**ABOUT THIS TASK**
A single number is needed: how many lines of the data hold the word "Overnight".

**Collected data**
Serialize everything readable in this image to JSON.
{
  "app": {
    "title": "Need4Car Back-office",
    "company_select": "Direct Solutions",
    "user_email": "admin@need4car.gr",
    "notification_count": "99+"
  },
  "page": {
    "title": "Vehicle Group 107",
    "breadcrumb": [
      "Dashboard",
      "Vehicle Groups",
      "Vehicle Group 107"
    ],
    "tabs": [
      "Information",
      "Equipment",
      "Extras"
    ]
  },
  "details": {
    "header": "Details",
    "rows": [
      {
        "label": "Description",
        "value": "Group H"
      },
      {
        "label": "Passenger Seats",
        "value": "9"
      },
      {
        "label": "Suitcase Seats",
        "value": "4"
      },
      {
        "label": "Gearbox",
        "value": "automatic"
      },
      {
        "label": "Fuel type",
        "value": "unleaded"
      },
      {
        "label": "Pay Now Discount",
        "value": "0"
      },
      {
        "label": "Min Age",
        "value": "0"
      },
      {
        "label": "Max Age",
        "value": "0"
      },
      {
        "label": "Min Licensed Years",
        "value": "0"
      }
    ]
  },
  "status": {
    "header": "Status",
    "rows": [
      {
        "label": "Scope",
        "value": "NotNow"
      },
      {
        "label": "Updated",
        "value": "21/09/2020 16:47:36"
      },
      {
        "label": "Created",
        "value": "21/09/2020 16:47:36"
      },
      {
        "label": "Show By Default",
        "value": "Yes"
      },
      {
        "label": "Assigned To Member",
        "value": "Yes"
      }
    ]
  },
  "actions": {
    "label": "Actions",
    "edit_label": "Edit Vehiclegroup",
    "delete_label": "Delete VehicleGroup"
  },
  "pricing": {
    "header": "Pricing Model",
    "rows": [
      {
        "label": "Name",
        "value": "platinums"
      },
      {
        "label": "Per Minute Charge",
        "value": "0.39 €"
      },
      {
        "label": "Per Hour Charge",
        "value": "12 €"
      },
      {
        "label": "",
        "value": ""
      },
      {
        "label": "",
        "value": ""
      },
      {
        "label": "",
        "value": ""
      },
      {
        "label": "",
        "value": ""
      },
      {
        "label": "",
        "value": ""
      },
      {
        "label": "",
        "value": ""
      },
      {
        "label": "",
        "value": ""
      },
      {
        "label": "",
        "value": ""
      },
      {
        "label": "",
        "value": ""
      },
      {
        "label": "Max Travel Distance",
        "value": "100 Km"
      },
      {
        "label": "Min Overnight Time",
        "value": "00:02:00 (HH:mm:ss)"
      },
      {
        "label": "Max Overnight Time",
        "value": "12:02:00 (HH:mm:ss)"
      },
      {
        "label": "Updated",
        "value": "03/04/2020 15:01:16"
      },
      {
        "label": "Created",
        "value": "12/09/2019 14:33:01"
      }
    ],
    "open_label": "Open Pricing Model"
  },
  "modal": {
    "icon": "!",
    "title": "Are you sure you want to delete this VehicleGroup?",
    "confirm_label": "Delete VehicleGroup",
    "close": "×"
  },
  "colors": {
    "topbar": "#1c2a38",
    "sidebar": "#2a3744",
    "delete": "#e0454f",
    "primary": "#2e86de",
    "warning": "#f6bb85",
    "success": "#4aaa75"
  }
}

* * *

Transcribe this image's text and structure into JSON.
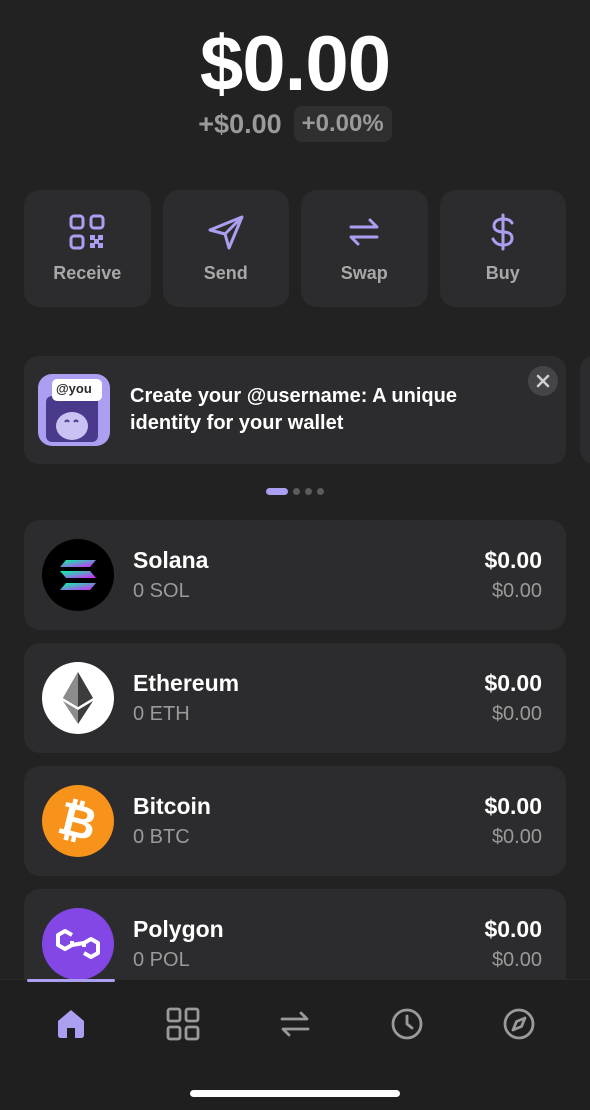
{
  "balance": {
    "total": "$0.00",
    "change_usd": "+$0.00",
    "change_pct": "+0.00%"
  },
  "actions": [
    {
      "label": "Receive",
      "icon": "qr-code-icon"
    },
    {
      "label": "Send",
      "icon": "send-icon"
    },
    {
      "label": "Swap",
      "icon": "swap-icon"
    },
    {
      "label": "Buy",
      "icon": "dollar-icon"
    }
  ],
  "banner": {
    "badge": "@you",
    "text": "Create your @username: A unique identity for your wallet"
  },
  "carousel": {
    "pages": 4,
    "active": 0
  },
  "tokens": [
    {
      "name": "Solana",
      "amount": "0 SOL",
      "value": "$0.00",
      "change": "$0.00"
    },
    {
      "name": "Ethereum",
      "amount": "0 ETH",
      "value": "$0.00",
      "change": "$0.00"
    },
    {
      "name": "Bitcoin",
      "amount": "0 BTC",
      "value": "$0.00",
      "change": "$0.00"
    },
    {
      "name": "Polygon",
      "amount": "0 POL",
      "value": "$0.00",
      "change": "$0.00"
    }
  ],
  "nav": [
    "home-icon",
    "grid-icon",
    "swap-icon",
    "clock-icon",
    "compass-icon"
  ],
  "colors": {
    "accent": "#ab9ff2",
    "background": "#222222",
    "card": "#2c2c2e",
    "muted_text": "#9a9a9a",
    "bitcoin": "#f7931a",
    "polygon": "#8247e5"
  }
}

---

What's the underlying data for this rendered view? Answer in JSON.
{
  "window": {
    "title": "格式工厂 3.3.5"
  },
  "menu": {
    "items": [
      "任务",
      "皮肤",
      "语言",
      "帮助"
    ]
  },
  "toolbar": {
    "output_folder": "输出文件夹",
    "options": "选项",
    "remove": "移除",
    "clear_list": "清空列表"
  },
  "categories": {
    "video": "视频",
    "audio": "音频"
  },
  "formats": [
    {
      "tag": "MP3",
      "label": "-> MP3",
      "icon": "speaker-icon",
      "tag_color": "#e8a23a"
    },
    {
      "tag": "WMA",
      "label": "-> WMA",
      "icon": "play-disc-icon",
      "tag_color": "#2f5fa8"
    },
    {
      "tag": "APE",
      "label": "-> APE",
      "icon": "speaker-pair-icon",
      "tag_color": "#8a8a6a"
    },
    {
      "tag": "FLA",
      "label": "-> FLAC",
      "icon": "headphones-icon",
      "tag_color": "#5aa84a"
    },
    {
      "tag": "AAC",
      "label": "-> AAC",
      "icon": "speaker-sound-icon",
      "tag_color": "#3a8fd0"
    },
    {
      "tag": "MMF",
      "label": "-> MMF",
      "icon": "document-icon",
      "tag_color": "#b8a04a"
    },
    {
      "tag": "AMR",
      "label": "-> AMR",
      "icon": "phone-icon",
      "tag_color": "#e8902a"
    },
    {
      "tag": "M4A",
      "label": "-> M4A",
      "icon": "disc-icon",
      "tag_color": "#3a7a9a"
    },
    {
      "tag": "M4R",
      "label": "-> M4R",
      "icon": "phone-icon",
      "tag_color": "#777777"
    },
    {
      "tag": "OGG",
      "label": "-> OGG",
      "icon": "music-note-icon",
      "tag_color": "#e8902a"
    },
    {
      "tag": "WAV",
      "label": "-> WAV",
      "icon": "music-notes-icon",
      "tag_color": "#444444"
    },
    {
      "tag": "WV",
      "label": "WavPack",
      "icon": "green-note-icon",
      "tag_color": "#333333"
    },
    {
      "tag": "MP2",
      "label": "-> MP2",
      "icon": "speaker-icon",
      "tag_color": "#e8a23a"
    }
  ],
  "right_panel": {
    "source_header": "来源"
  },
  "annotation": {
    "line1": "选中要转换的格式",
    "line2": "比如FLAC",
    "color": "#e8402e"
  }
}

**PROBLEM SOLUTION**
2